Choose the counter of fear and worry: Meditation practice gives us tools to combat the effects of stress. There is much to be said for the power of being present to cultivate an environment of healing that begins with and in our mind and resonates throughout our entire body. Making conscious choices to think differently takes time and perseverance, but we are all teachable.

Let go of fear and worry: As we progress with our meditation, we begin to connect to another voice within, one that guides us unconditionally — the voice that reminds us we are okay right now, and that no matter what is placed in our path, we can find a way through. Winston Churchill once said, "If you're going through hell, keep going."

Move into love and trust: When we connect to our internal guidance system, our intuition, our knowing, over and over again, we fill in the trenches we've created in our minds that compel us into the same reasoning. Just like breaking a habit, or learning a language, our minds have the innate ability to unlearn and relearn. Teach your mind every single day to stay present, connect to your higher self and move forward with love and trust.

Diana Reed is a yoga teacher, writer and co-owner of Gaya Jyoti Yoga in Hernando County. She can be reached at or (352) 610-1083.

Put your mind at ease with meditation 05/27/14 [Last modified: Tuesday, May 27, 2014 4:56pm]
Photo reprints | Article reprints

© 2017 Tampa Bay Times


Join the discussion: Click to view comments, add yours

  1. Told not to look, Donald Trump looks at the solar eclipse


    Of course he looked.

    Monday's solar eclipse — life-giving, eye-threatening, ostensibly apolitical — summoned the nation's First Viewer to the Truman Balcony of the White House around 2:38 p.m. Eastern time.

    The executive metaphor came quickly.

    President Donald Trump and first lady Melania Trump view the solar eclipse from the Truman balcony of the White House, in Washington, Aug. 21, 2017. [Al Drago | New York Times]
  2. Secret Service says it will run out of money to protect Trump and his family Sept. 30


    WASHINGTON — The Secret Service said Monday that it has enough money to cover the cost of protecting President Donald Trump and his family through the end of September, but after that the agency will hit a federally mandated cap on salaries and overtime unless Congress intervenes.

    Secret service agents walk with President Donald Trump after a ceremony to welcome the 2016 NCAA Football National Champions the Clemson Tigers on the South Lawn of the White House on June 12, 2017. [Olivier Douliery | Sipa USA via TNS]
  3. After fraught debate, Trump to disclose new Afghanistan plan


    WASHINGTON — President Donald Trump will unveil his updated Afghanistan policy Monday night in a rare, prime-time address to a nation that broadly shares his pessimism about American involvement in the 16-year conflict. Although he may send a few thousand more troops, there are no signs of a major shift in …
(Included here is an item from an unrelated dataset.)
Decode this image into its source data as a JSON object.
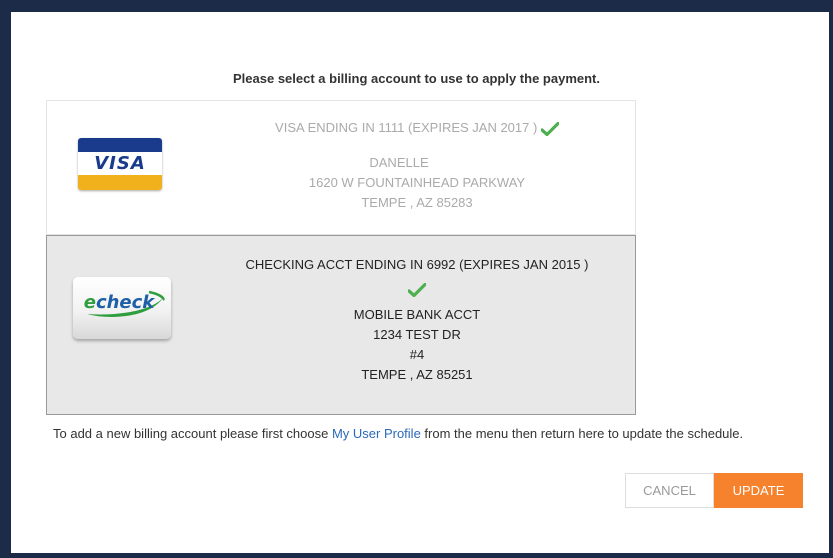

    U.S. soldiers patrol the perimeter of a weapons cache near the U.S. military base in Bagram, Afghanistan in 2003. Sixteen years of U.S. warfare in Afghanistan have left the insurgents as strong as ever and the nation's future precarious. Facing a quagmire, President Donald Trump on Monday will outline his strategy for a country that has historically snared great powers and defied easy solutions.  [Associated Press (2003)]
  4. Trial begins for man accused of threatening to kill Tampa federal judge


    TAMPA — Jason Jerome Springer was in jail awaiting trial on a firearms charge when he heard inmates talking about a case that had made the news.

    His attorney said Jason Jerome Springer, 39, just talked, and there was “no true threat.”

  5. Editorial: Tampa Electric customers should not pay for utility's fatal misjudgments


    There will be financial fallout from the terrible miscalculations that resulted in five workers being killed in June at Tampa Electric's Big Bend Power Station. State and federal regulators should ensure those costs are borne by the company's shareholders, not its customers. Monetary considerations will not begin to …

    LUIS SANTANA   |   Times
There will be financial fallout from the terrible miscalculations that resulted in five workers being killed in June at Tampa Electric's Big Bend Power Station. State and federal regulators should ensure those costs are borne by the company's shareholders, not its customers.